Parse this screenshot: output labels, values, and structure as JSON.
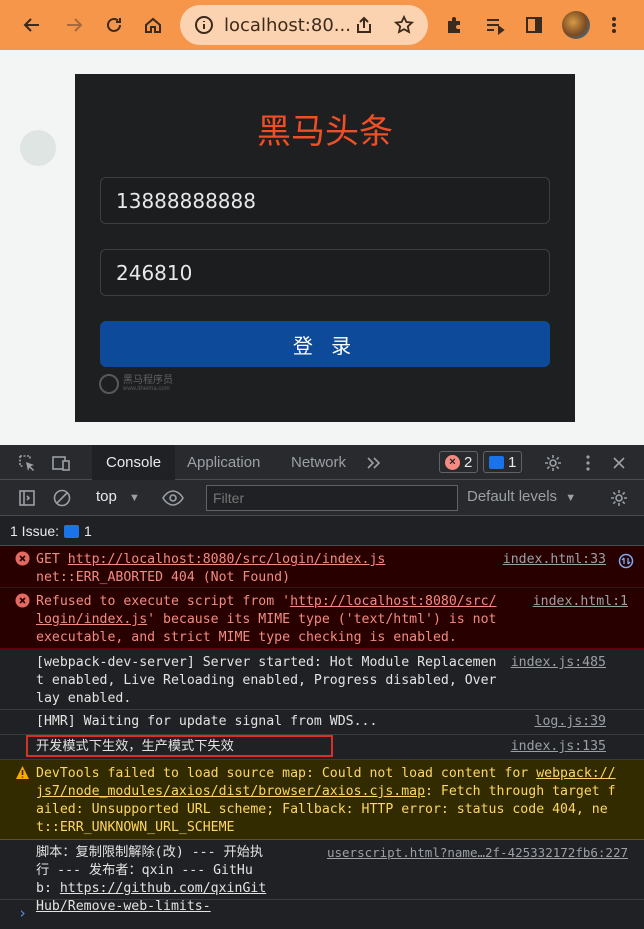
{
  "browser": {
    "url": "localhost:80...",
    "colors": {
      "toolbar": "#f6964a",
      "omnibox": "#fbd3b1"
    }
  },
  "login": {
    "title": "黑马头条",
    "phone_value": "13888888888",
    "code_value": "246810",
    "submit_label": "登 录",
    "watermark_text": "黑马程序员",
    "watermark_sub": "www.itheima.com",
    "colors": {
      "title": "#f04e27",
      "button": "#0d4a99",
      "card": "#1d1f21"
    }
  },
  "devtools": {
    "tabs": [
      "Console",
      "Application",
      "Network"
    ],
    "active_tab": "Console",
    "error_count": "2",
    "message_count": "1",
    "context": "top",
    "filter_placeholder": "Filter",
    "levels_label": "Default levels",
    "issues_label": "1 Issue:",
    "issues_count": "1",
    "messages": [
      {
        "type": "error",
        "text_a": "GET ",
        "link": "http://localhost:8080/src/login/index.js",
        "text_b": "\nnet::ERR_ABORTED 404 (Not Found)",
        "source": "index.html:33"
      },
      {
        "type": "error",
        "text_a": "Refused to execute script from '",
        "link": "http://localhost:8080/src/login/index.js",
        "text_b": "' because its MIME type ('text/html') is not executable, and strict MIME type checking is enabled.",
        "source": "index.html:1"
      },
      {
        "type": "info",
        "text": "[webpack-dev-server] Server started: Hot Module Replacement enabled, Live Reloading enabled, Progress disabled, Overlay enabled.",
        "source": "index.js:485"
      },
      {
        "type": "info",
        "text": "[HMR] Waiting for update signal from WDS...",
        "source": "log.js:39"
      },
      {
        "type": "log",
        "text": "开发模式下生效，生产模式下失效",
        "source": "index.js:135"
      },
      {
        "type": "warn",
        "text_a": "DevTools failed to load source map: Could not load content for ",
        "link": "webpack://js7/node_modules/axios/dist/browser/axios.cjs.map",
        "text_b": ": Fetch through target failed: Unsupported URL scheme; Fallback: HTTP error: status code 404, net::ERR_UNKNOWN_URL_SCHEME",
        "source": ""
      },
      {
        "type": "log",
        "text_a": "脚本：复制限制解除(改) --- 开始执行 --- 发布者：qxin --- GitHub: ",
        "link": "https://github.com/qxinGitHub/Remove-web-limits-",
        "source": "userscript.html?name…2f-425332172fb6:227"
      }
    ],
    "colors": {
      "error_bg": "#290000",
      "error_text": "#f28b82",
      "warn_bg": "#332b00",
      "warn_text": "#fdd663",
      "highlight": "#d93025"
    }
  }
}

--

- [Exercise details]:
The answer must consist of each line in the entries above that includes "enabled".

- [Response to the task]:
        "text_b": "' because its MIME type ('text/html') is not executable, and strict MIME type checking is enabled.",
        "text": "[webpack-dev-server] Server started: Hot Module Replacement enabled, Live Reloading enabled, Progress disabled, Overlay enabled.",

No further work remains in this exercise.